From the above, therefore, it becomes explicitly and apparently clear that the speaker kept his decision on the merger open by refusing to decide on it. It has further been observed that had a hearing been given, both sides would have got opportunities to present their respective positions. That would have settled the issue of the merger.
It seems that the issue of merger being undecided as required by law, there is in law no actual merger of INC MLAs with the PPA.
The high court has clearly stated in its order recently that no merger had taken place, and at the same time, refused to educate and decide upon the issue, saying that this would amount to usurping the power of the speaker to decide such matters.
In the present scenario, with the ball back in the speaker's court, the status of MLAs who went along with Pema Khandu to the BJP to form the government, still remains in limbo. Technically, they still continue to be Congress MLAs.
Arunachal is turning out to be one of those rare cases where the help of constitutionally appointed authorities has been used to allegedly subvert democracy and principles enshrined therein. So, this time, the million dollar question for every Arunachalee is whether the governor and or the speaker's office will remain neutral and act as per constitutional provisions.
The recent use of unparliamentary language on the floor of the assembly against the Leader of the Opposition Takam Pario has angered a large number of MLAs and civil society. Post the high court order, the humiliation of Pario has raised political temperatures in Arunachal Pradesh. Many civil society groups have sought the resignation of Chief Minister Khandu as well as an unconditional apology from him.
Pario belongs to the Abotani Clan which comprises of five major tribes of Arunachal (Nyishi, Galo, Adi, Apatani and Tagin) and are represented by 31 MLAs in the 60-member Assembly.
In case the alleged nine PPA MLAs and 32 BJP MLAs fail to return to Congress, their disqualification is eminent.
Arunachal is widely regarded as one of sensitive and peaceful Indian states. The situation there is reported to have become volatile due to the alleged misuse of powers by constitutional authorities like the governor, the speaker of the assembly and others.
The point to note is that the Speaker did not approve the merger of the 43 MLAs. The Gauhati High Court's judgement also endorses this. Therefore, the question of the speaker not passing an order for their "Ghar wapsi" to the Congress does not arise. An interesting point to note is that Pema Khandu did not take oath while shifted to the PPA and the BJP. It was a make shift move from Congress to the PPA and then onward to the BJP with the entire Council of Ministers lock, stock and barrel.

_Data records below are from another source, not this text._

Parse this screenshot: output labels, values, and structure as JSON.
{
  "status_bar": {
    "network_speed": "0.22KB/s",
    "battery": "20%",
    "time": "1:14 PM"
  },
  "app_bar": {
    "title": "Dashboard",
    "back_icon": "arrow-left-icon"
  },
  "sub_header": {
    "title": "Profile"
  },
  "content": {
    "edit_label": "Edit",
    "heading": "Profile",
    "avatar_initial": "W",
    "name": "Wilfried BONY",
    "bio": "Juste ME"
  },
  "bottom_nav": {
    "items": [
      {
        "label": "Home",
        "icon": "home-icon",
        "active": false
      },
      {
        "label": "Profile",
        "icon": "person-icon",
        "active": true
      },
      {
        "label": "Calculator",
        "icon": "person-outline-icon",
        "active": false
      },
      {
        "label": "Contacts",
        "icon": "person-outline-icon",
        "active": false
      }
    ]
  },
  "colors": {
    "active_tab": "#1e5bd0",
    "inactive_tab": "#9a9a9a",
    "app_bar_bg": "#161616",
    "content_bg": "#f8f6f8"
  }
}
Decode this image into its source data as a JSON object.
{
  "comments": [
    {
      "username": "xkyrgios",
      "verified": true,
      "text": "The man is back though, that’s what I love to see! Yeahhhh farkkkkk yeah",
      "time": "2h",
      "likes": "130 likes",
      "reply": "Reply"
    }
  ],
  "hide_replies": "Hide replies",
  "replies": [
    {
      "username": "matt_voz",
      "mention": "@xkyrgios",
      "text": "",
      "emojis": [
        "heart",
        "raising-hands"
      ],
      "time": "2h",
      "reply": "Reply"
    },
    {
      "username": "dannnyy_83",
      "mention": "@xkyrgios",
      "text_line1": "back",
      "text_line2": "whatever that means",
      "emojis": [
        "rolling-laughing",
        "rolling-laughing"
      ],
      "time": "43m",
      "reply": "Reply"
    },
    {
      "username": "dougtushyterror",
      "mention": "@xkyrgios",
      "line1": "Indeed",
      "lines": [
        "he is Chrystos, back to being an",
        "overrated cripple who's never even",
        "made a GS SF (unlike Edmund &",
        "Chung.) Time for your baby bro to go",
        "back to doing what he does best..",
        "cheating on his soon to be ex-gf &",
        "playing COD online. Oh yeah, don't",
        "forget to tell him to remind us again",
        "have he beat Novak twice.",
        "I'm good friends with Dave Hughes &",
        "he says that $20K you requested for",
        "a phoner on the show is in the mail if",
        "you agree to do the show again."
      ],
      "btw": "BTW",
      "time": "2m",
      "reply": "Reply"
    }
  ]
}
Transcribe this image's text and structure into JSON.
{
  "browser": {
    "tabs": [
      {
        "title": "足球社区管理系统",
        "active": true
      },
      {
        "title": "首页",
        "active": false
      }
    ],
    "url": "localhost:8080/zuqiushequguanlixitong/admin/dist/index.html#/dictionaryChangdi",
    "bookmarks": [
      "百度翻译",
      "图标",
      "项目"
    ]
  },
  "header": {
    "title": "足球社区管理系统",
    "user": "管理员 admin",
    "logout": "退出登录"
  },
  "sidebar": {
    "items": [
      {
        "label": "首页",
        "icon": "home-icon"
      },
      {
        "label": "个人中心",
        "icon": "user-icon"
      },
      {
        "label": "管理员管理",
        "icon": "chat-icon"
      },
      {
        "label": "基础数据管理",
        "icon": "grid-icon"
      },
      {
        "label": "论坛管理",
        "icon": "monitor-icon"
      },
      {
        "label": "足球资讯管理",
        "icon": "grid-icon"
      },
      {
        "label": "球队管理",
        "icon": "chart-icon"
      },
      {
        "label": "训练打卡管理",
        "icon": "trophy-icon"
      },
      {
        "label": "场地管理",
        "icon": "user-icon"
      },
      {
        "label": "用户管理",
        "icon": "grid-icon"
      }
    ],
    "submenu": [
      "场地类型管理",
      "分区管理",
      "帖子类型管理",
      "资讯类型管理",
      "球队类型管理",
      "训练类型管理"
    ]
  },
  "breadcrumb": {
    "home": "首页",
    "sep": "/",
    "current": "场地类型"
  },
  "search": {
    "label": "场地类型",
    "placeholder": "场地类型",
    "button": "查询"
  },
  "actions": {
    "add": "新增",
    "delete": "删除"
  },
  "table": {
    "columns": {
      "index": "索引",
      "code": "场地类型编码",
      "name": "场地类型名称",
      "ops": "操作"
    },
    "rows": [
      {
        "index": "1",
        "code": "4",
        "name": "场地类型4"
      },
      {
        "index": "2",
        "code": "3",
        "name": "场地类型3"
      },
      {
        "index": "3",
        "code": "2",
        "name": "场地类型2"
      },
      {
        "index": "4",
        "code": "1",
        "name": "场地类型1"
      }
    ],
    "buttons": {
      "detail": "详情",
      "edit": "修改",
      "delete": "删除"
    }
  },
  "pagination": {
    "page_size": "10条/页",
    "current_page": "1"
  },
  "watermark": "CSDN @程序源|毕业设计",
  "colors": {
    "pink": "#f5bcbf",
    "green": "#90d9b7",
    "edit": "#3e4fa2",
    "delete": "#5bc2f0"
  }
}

It is clear that the former state governor failed to perform his constitutional duties.
The blatant misuse of constitutional authority over the past year to give legitimacy to a government that has not been elected, and is faced with an adverse court order and unable to halt ongoing political verbals, is costing this remote north east state considerably in terms of development and allied initiatives.